Ms. Cheever is the kind of biographer who can maintain both an intimacy and a dispassionate relationship with her subject, as she demonstrated in her fine study of Louisa May Alcott and her group biography of the Concord Transcendentalists in her “American Bloomsbury.”
This present work on Cummings, the first to appear since Richard Kennedy’s 1980 “Dreams in the Mirror” to which Ms. Cheever acknowledges a great debt, makes a full circle around Cummings as she details his right-wing political views (he refused to attend a black-tie dinner with the Kennedys at the White House), his stern anti-Communism and support for Joseph McCarthy’s red baiting, and a latent anti-Semitism that at least once went far beyond the genteel racial prejudices of the time.
She includes an especially repugnant anti-Semitic poem that Cummings insisted, over the objections of friends and publishers, was included in his 1950 collection Xaipe, later claiming it had been intended as a parody of anti-Semitic ranting. Few were convinced.
But then there was the amusing 66-year-old man sitting next to her father on that drive to Cummings’ beloved Greenwich Village. When they arrived at Patchin Place, the discreet cul-de-sac off Sixth Avenue where Cummings lived for 40 years, her father declined Cummings’ offer of some coffee and further conversation, maybe a poem or two to discuss.

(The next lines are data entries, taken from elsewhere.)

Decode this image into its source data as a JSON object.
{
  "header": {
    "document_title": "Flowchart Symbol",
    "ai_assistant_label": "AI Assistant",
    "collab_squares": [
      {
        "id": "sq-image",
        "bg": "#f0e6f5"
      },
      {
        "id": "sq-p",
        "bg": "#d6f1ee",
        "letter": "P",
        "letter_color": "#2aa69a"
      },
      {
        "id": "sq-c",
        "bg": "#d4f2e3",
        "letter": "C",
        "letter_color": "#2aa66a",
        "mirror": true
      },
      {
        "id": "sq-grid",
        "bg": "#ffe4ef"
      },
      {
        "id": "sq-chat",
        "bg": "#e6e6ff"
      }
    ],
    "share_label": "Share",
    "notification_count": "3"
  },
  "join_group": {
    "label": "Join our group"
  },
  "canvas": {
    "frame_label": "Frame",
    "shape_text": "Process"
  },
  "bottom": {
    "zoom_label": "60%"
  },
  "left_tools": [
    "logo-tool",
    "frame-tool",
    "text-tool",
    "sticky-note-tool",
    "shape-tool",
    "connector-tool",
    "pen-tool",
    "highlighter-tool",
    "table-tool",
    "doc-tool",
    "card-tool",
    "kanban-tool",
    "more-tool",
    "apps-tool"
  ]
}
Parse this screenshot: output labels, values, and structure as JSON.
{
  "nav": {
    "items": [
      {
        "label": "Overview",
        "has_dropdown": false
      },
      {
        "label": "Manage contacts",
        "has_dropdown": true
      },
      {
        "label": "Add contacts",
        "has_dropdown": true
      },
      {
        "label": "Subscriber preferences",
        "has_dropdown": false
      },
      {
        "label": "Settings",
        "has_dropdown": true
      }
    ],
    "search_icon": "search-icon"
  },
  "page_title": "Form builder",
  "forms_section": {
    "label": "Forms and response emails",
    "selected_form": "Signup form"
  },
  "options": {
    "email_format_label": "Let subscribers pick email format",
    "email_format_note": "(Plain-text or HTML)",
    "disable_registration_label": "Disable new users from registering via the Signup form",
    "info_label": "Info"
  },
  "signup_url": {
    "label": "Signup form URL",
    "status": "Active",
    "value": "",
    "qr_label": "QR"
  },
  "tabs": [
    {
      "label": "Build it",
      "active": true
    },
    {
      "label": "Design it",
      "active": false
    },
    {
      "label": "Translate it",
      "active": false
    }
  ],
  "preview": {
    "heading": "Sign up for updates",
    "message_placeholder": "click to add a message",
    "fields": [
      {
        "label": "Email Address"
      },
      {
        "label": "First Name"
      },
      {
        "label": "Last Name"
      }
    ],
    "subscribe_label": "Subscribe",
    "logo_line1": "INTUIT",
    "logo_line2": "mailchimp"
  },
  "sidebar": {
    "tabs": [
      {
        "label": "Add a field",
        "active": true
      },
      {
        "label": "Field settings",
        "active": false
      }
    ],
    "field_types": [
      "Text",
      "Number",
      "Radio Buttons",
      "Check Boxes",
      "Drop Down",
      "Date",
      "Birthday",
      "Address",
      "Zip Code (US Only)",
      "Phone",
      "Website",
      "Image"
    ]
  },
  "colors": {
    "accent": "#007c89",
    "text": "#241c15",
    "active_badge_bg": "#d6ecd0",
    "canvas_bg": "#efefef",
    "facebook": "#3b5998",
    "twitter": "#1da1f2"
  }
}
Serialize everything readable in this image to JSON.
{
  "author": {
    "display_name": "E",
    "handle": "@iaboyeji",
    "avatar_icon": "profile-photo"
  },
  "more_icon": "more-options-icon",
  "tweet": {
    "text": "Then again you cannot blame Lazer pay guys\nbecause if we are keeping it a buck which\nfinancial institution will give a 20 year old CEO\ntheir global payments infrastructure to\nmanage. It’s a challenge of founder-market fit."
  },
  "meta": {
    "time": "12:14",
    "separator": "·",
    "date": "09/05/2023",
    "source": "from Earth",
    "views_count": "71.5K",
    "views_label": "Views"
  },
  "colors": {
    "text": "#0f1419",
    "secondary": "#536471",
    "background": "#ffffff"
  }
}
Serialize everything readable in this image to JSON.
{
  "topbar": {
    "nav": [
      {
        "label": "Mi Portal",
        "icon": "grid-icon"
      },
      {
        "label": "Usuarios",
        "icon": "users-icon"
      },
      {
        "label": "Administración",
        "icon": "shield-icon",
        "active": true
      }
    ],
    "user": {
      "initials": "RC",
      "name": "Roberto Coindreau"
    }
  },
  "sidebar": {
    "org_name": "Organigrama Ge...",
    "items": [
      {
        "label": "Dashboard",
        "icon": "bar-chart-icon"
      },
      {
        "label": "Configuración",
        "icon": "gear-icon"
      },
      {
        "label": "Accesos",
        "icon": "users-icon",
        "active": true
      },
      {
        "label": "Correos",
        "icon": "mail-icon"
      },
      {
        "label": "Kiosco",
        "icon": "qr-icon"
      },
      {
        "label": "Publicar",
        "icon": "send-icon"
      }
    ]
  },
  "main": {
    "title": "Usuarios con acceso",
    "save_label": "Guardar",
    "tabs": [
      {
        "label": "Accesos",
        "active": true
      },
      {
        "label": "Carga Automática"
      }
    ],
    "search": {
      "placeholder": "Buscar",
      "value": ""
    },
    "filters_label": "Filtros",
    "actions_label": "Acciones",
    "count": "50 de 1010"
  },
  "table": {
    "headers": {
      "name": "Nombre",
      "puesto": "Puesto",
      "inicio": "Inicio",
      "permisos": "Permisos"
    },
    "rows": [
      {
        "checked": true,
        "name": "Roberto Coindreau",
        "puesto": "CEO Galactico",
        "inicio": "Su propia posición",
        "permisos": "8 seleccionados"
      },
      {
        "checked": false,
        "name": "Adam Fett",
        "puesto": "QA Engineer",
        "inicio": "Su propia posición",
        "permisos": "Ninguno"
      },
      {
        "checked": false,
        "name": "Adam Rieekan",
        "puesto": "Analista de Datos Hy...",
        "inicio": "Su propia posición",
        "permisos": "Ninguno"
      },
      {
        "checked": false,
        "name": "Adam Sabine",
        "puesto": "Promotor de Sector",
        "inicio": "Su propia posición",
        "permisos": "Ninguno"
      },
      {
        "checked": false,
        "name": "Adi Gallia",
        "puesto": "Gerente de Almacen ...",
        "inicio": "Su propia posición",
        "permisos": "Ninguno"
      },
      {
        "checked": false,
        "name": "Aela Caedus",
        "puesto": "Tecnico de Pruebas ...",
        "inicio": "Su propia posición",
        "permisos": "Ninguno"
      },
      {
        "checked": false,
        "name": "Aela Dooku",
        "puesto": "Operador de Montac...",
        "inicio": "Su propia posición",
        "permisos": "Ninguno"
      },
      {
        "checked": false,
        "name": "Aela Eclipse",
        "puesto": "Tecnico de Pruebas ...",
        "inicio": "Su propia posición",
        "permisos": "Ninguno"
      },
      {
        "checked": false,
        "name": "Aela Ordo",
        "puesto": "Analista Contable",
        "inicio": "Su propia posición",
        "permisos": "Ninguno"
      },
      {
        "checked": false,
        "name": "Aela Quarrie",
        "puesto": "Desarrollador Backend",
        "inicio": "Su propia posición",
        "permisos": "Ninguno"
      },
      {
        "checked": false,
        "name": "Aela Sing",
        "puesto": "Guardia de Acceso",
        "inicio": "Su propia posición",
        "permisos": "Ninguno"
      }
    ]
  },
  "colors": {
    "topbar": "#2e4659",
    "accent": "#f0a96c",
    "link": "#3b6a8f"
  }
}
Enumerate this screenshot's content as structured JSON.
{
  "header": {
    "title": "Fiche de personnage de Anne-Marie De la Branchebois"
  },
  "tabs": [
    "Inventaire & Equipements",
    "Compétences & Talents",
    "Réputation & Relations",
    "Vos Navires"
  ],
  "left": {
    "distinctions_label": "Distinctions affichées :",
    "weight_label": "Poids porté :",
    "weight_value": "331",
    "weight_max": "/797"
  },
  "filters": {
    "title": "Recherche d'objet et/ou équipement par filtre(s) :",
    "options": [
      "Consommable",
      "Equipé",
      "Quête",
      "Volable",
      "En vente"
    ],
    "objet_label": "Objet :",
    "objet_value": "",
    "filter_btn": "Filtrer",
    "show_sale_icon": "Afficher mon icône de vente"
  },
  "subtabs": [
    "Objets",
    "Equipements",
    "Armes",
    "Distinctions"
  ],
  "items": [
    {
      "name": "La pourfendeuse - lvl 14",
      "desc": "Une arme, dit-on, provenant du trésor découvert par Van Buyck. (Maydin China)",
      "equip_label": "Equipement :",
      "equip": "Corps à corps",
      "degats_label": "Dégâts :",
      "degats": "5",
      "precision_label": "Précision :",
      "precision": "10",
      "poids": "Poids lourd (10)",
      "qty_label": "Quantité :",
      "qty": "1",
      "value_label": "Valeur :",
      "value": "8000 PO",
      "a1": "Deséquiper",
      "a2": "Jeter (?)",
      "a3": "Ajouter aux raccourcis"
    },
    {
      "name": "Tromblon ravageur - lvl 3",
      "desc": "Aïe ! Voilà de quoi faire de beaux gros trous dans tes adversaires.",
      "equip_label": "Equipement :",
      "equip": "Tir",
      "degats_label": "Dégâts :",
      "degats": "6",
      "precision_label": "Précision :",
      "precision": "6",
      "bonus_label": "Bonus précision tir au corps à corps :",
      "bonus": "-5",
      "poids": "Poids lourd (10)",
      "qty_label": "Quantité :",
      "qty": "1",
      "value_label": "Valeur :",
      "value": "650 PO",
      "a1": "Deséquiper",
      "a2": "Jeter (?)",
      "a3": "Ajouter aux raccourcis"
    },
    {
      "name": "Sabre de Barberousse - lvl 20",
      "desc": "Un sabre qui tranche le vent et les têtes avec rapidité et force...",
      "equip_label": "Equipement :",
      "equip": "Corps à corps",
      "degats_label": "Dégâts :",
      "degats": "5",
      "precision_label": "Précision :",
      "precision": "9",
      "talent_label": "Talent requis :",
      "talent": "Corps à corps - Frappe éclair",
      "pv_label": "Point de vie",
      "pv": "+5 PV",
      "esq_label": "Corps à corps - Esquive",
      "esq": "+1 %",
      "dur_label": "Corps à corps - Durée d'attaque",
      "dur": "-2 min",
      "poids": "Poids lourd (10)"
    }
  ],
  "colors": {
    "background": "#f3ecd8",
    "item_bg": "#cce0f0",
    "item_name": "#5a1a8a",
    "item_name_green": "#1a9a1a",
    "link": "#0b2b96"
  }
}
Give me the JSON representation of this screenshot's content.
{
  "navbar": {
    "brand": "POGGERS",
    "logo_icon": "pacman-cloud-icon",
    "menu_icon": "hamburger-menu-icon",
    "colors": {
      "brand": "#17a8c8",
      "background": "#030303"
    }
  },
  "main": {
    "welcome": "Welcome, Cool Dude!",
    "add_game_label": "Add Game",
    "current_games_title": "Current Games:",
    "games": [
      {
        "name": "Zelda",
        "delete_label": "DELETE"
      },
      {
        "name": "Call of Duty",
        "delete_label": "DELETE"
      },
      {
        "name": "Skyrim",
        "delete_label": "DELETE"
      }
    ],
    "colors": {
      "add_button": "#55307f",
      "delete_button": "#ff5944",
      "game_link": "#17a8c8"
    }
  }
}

Cheever and his daughter had a long drive back to Westchester after all, but Ms. Cheever regretted the missed opportunity; and as she begins this deeply satisfying book, she writes, “I would like to take him up on that invitation.”